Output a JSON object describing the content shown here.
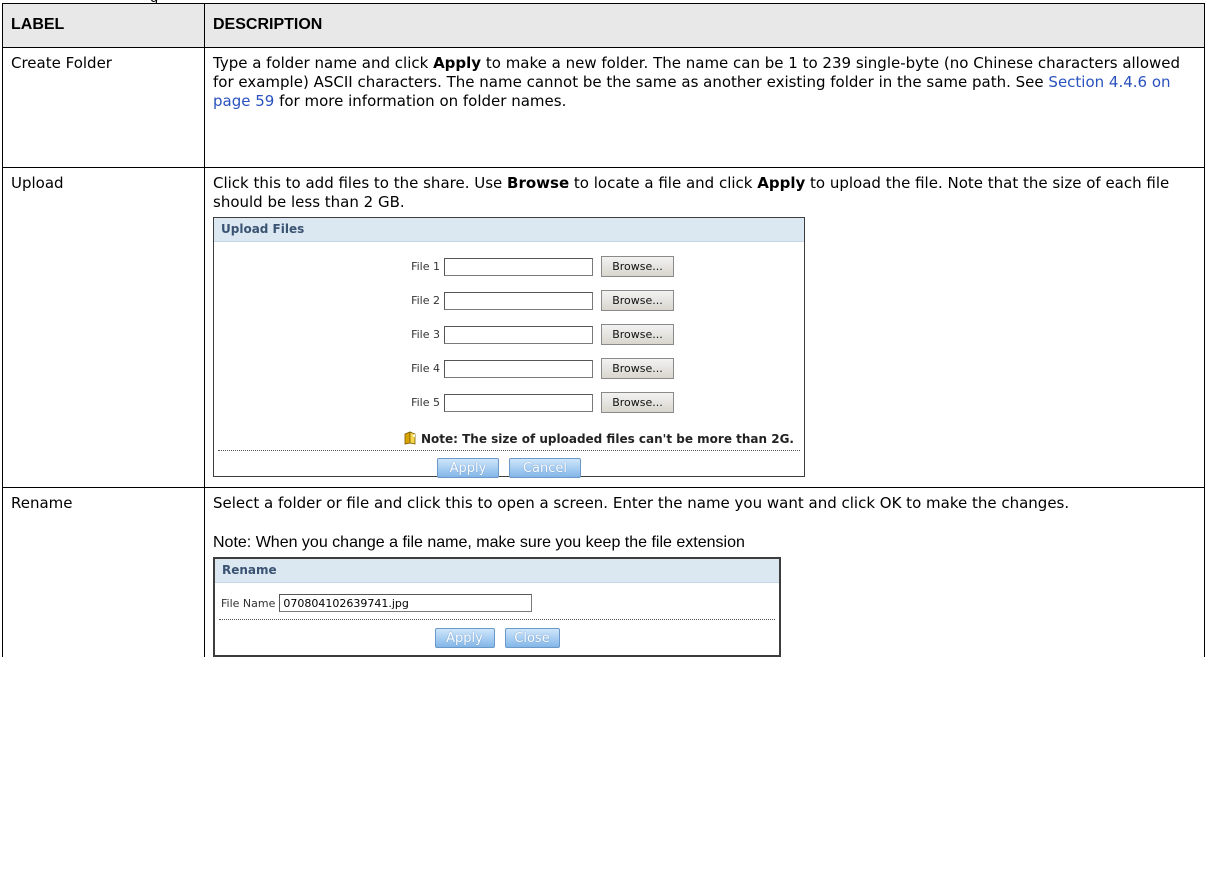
{
  "caption_fragment": "g",
  "table": {
    "headers": {
      "label": "LABEL",
      "description": "DESCRIPTION"
    },
    "rows": [
      {
        "label": "Create Folder",
        "desc_1": "Type a folder name and click ",
        "desc_bold_1": "Apply",
        "desc_2": " to make a new folder. The name can be 1 to 239 single-byte (no Chinese characters allowed for example) ASCII characters. The name cannot be the same as another existing folder in the same path. See ",
        "desc_link": "Section 4.4.6 on page 59",
        "desc_3": " for more information on folder names."
      },
      {
        "label": "Upload",
        "desc_1": "Click this to add files to the share. Use ",
        "desc_bold_1": "Browse",
        "desc_2": " to locate a file and click ",
        "desc_bold_2": "Apply",
        "desc_3": " to upload the file. Note that the size of each file should be less than 2 GB."
      },
      {
        "label": "Rename",
        "desc_1": "Select a folder or file and click this to open a screen. Enter the name you want and click OK to make the changes.",
        "note": "Note: When you change a file name, make sure you keep the file extension"
      }
    ]
  },
  "upload_dialog": {
    "title": "Upload Files",
    "files": [
      {
        "label": "File 1",
        "value": "",
        "button": "Browse..."
      },
      {
        "label": "File 2",
        "value": "",
        "button": "Browse..."
      },
      {
        "label": "File 3",
        "value": "",
        "button": "Browse..."
      },
      {
        "label": "File 4",
        "value": "",
        "button": "Browse..."
      },
      {
        "label": "File 5",
        "value": "",
        "button": "Browse..."
      }
    ],
    "note": "Note: The size of uploaded files can't be more than 2G.",
    "apply_label": "Apply",
    "cancel_label": "Cancel"
  },
  "rename_dialog": {
    "title": "Rename",
    "field_label": "File Name",
    "field_value": "070804102639741.jpg",
    "apply_label": "Apply",
    "close_label": "Close"
  },
  "colors": {
    "dialog_title_bg": "#dbe7f1",
    "dialog_title_text": "#3a5372",
    "blue_button": "#83b6e8",
    "link": "#2a52be"
  }
}
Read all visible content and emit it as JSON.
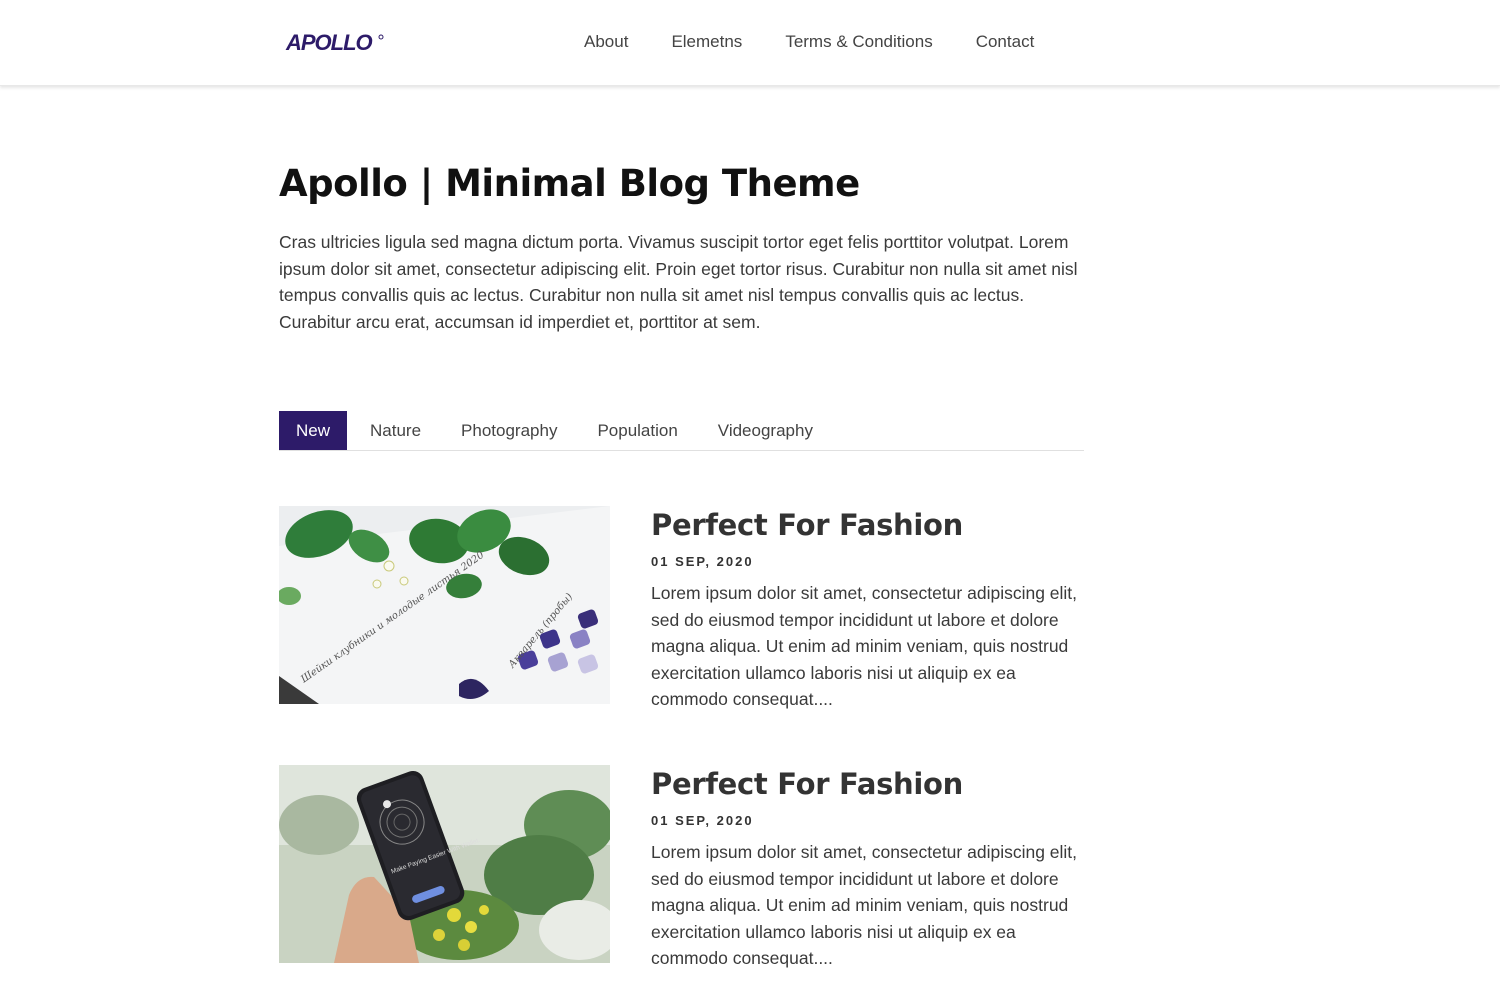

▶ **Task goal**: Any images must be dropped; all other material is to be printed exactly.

▶ **Written answer**:
Output a JSON object describing the content shown here.
{
  "caption_fragment": "g",
  "table": {
    "headers": {
      "label": "LABEL",
      "description": "DESCRIPTION"
    },
    "rows": [
      {
        "label": "Create Folder",
        "desc_1": "Type a folder name and click ",
        "desc_bold_1": "Apply",
        "desc_2": " to make a new folder. The name can be 1 to 239 single-byte (no Chinese characters allowed for example) ASCII characters. The name cannot be the same as another existing folder in the same path. See ",
        "desc_link": "Section 4.4.6 on page 59",
        "desc_3": " for more information on folder names."
      },
      {
        "label": "Upload",
        "desc_1": "Click this to add files to the share. Use ",
        "desc_bold_1": "Browse",
        "desc_2": " to locate a file and click ",
        "desc_bold_2": "Apply",
        "desc_3": " to upload the file. Note that the size of each file should be less than 2 GB."
      },
      {
        "label": "Rename",
        "desc_1": "Select a folder or file and click this to open a screen. Enter the name you want and click OK to make the changes.",
        "note": "Note: When you change a file name, make sure you keep the file extension"
      }
    ]
  },
  "upload_dialog": {
    "title": "Upload Files",
    "files": [
      {
        "label": "File 1",
        "value": "",
        "button": "Browse..."
      },
      {
        "label": "File 2",
        "value": "",
        "button": "Browse..."
      },
      {
        "label": "File 3",
        "value": "",
        "button": "Browse..."
      },
      {
        "label": "File 4",
        "value": "",
        "button": "Browse..."
      },
      {
        "label": "File 5",
        "value": "",
        "button": "Browse..."
      }
    ],
    "note": "Note: The size of uploaded files can't be more than 2G.",
    "apply_label": "Apply",
    "cancel_label": "Cancel"
  },
  "rename_dialog": {
    "title": "Rename",
    "field_label": "File Name",
    "field_value": "070804102639741.jpg",
    "apply_label": "Apply",
    "close_label": "Close"
  },
  "colors": {
    "dialog_title_bg": "#dbe7f1",
    "dialog_title_text": "#3a5372",
    "blue_button": "#83b6e8",
    "link": "#2a52be"
  }
}
Read all visible content and emit it as JSON.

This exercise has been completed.